- Many people who smoke block the ventilation holes, thus inhaling more tar and nicotine than measured by machines.
- Many people smoking low-yield cigarettes inhale longer, harder, and more frequently to get more nicotine.
- People who smoke may get as much or more tar and nicotine from cigarettes with low-yield ratings as from regular cigarettes because of the ways they compensate when smoking them.
- Many people who smoke consider smoking low-yield cigarettes, menthol cigarettes, or additive-free cigarettes to be safer than smoking regular cigarettes. However, no strong scientific evidence exists to support these beliefs.1,2,5
- Many people who smoke may have switched to low-yield brands instead of quitting.1,5,6
- Tar and nicotine levels decreased from 1954 to 1993.
- Tar decreased from 38 mg in 1954 to 12 mg in 1993; nicotine decreased from 2.7 mg to 0.95 mg.
- Tar and nicotine levels have remained stable since 1993.4
- Changes in cigarette designs over the last five decades have not reduced overall disease risk among people who smoke. In fact, they might have hindered prevention and cessation efforts.4
- Overall health of the public could be harmed if low-yield cigarette products
- encourage tobacco use among people who would otherwise be unlikely to use a tobacco product, or
- delay cessation among people who would otherwise quit using tobacco altogether.4
- National Cancer Institute. Risks Associated with Smoking Cigarettes with Low Machine-Measured Yields of Tar and Nicotine. Smoking and Tobacco Control Monograph 13external icon. Bethesda: U.S. Department of Health and Human Services, National Institutes of Health, National Cancer Institute, 2001 [accessed 2021 Mar 18].
- Institute of Medicine. Clearing the Smoke: Assessing the Science Base for Tobacco Harm Prevention. Washington: National Academy Press, 2001 [accessed 2021 Mar 18].

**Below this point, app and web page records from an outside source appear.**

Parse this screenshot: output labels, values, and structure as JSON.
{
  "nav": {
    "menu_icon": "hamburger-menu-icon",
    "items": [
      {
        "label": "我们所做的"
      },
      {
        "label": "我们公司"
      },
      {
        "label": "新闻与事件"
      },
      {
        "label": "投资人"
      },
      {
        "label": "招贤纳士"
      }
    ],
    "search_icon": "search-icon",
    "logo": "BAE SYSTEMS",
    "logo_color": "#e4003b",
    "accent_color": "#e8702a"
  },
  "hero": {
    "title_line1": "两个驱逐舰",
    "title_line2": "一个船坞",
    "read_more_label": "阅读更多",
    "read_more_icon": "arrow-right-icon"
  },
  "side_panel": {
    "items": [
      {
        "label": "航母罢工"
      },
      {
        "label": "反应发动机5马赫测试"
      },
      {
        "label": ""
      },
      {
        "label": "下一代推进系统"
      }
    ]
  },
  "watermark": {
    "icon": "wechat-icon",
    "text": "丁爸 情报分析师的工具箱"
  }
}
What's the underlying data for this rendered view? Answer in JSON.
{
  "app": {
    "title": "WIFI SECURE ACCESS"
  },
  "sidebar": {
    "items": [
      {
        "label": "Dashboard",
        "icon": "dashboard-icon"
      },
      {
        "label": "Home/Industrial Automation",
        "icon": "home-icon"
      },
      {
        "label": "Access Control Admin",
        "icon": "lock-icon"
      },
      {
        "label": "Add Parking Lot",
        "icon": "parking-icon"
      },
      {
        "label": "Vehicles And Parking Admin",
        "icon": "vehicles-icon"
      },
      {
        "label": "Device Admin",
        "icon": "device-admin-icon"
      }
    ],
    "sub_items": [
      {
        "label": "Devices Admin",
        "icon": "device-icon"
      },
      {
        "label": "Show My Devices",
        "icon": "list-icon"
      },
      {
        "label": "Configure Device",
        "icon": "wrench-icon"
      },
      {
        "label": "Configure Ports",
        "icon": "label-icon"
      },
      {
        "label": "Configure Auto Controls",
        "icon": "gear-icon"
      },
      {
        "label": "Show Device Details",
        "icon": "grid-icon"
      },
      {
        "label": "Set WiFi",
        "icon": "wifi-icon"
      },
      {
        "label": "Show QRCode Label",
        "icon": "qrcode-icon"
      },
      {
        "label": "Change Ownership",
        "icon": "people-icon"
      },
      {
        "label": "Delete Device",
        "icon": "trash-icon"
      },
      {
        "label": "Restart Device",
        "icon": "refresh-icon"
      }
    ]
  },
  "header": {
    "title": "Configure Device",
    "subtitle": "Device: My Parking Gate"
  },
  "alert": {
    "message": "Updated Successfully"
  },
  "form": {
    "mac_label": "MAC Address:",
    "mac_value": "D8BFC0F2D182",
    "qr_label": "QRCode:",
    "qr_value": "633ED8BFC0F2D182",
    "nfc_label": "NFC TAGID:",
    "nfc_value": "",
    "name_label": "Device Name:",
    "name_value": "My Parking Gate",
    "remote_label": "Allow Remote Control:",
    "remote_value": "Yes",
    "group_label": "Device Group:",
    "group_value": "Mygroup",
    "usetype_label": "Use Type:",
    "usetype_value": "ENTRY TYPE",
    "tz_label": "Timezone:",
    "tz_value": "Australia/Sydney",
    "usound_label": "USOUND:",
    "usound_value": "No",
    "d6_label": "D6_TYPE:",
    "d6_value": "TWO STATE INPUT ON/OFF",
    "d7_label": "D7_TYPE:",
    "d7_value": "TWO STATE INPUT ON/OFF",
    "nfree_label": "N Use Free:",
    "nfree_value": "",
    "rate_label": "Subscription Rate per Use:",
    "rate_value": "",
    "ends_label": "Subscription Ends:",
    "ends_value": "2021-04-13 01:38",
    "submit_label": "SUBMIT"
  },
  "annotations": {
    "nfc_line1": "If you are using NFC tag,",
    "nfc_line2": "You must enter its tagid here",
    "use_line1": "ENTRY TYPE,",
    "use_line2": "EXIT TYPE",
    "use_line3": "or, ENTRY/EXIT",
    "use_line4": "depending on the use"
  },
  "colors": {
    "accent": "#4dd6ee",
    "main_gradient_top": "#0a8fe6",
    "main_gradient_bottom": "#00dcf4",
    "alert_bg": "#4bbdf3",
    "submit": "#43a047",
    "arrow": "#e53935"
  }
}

- S. Food and Drug Administration. Guidance for Industry and FDA Staff: Use of “Light,” “Mild,” “Low,” or Similar Descriptors in the Label, Labeling, or Advertising of Tobacco Productsexternal icon. [PDF–161 KB] Rockville (MD): U.S. Food and Drug Administration, Center for Tobacco Products, 2010 [accessed 2021 Mar 18].
- S. Department of Health and Human Services. How Tobacco Smoke Causes Disease: The Biology and Behavioral Basis for Smoking-Attributable Disease. A Report of the Surgeon General. Atlanta: U.S. Department of Health and Human Services, Centers for Disease Control and Prevention, National Center for Chronic Disease Prevention and Health Promotion, Office on Smoking and Health, 2010 [accessed 2021 Mar 18].
- Campaign for Tobacco-Free Kids. Light and Low Tar Cigarettes: The Essential Factspdf iconexternal icon.
[PDF–464 KB] Washington: Campaign for Tobacco-Free Kids, 2010 [accessed 2021 Mar 18].
- U.S. Department of Health and Human Services. Reducing Tobacco Use: A Report of the Surgeon General. Atlanta: U.S. Department of Health and Human Services, CDC, National Center for Chronic Disease Prevention and Health Promotion, Office on Smoking and Health, 2000 [accessed 2021 Mar 18].
For Further Information
Centers for Disease Control and Prevention
National Center for Chronic Disease Prevention and Health Promotion
Office on Smoking and Health
Media Inquiries: Contact CDC’s Office on Smoking and Health press line at 770-488-5493.